DATA IN THIS EXERCISE =>
______________________________

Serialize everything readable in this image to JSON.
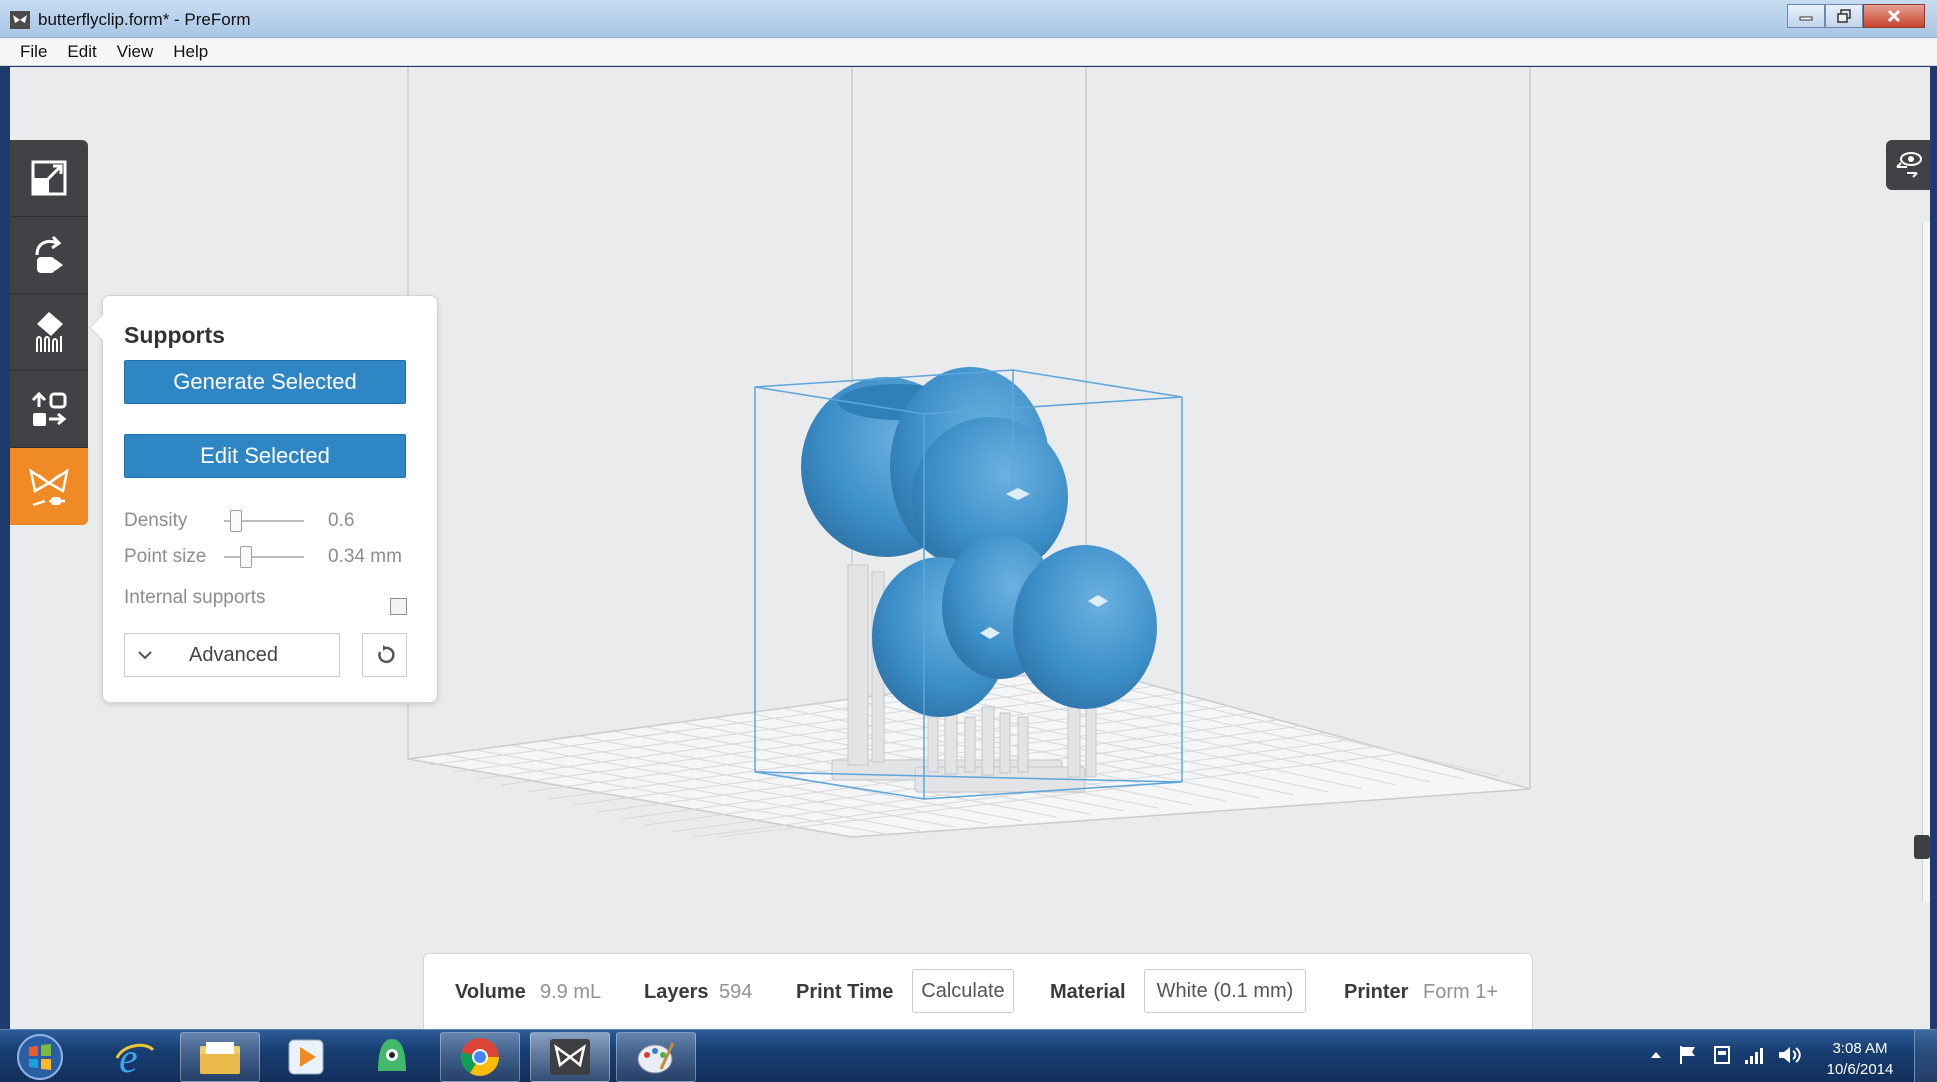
{
  "window": {
    "title": "butterflyclip.form* - PreForm"
  },
  "menu": [
    "File",
    "Edit",
    "View",
    "Help"
  ],
  "toolbar": {
    "tools": [
      "scale-tool",
      "orient-tool",
      "supports-tool",
      "layout-tool",
      "print-tool"
    ],
    "active_tool": "print-tool"
  },
  "supports_panel": {
    "title": "Supports",
    "generate_label": "Generate Selected",
    "edit_label": "Edit Selected",
    "density_label": "Density",
    "density_value": "0.6",
    "point_size_label": "Point size",
    "point_size_value": "0.34 mm",
    "internal_supports_label": "Internal supports",
    "internal_supports_checked": false,
    "advanced_label": "Advanced"
  },
  "info_bar": {
    "volume_label": "Volume",
    "volume_value": "9.9 mL",
    "layers_label": "Layers",
    "layers_value": "594",
    "print_time_label": "Print Time",
    "calculate_label": "Calculate",
    "material_label": "Material",
    "material_value": "White (0.1 mm)",
    "printer_label": "Printer",
    "printer_value": "Form 1+"
  },
  "taskbar": {
    "time": "3:08 AM",
    "date": "10/6/2014"
  },
  "colors": {
    "accent": "#2f86c4",
    "model": "#3d8fc9",
    "active_tool": "#f08a24",
    "toolbar": "#404245"
  }
}
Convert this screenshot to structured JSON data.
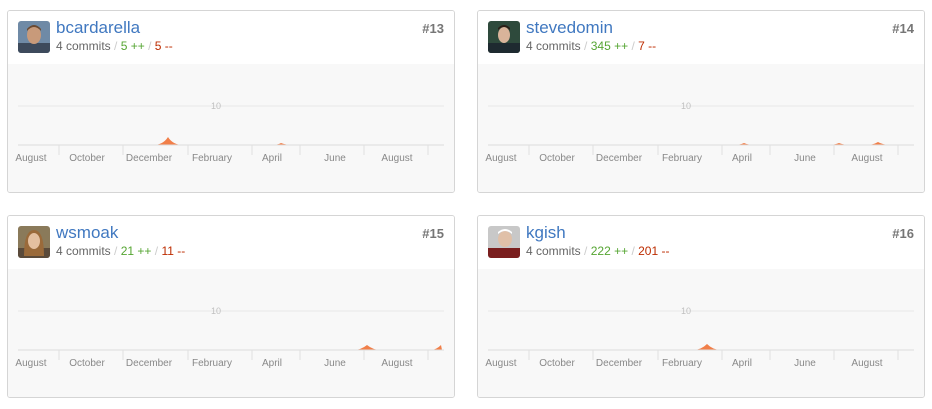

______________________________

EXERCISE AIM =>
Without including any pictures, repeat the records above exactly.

ANSWER BOX =>
Serialize everything readable in this image to JSON.
{
  "window": {
    "title": "butterflyclip.form* - PreForm"
  },
  "menu": [
    "File",
    "Edit",
    "View",
    "Help"
  ],
  "toolbar": {
    "tools": [
      "scale-tool",
      "orient-tool",
      "supports-tool",
      "layout-tool",
      "print-tool"
    ],
    "active_tool": "print-tool"
  },
  "supports_panel": {
    "title": "Supports",
    "generate_label": "Generate Selected",
    "edit_label": "Edit Selected",
    "density_label": "Density",
    "density_value": "0.6",
    "point_size_label": "Point size",
    "point_size_value": "0.34 mm",
    "internal_supports_label": "Internal supports",
    "internal_supports_checked": false,
    "advanced_label": "Advanced"
  },
  "info_bar": {
    "volume_label": "Volume",
    "volume_value": "9.9 mL",
    "layers_label": "Layers",
    "layers_value": "594",
    "print_time_label": "Print Time",
    "calculate_label": "Calculate",
    "material_label": "Material",
    "material_value": "White (0.1 mm)",
    "printer_label": "Printer",
    "printer_value": "Form 1+"
  },
  "taskbar": {
    "time": "3:08 AM",
    "date": "10/6/2014"
  },
  "colors": {
    "accent": "#2f86c4",
    "model": "#3d8fc9",
    "active_tool": "#f08a24",
    "toolbar": "#404245"
  }
}
Convert this screenshot to structured JSON data.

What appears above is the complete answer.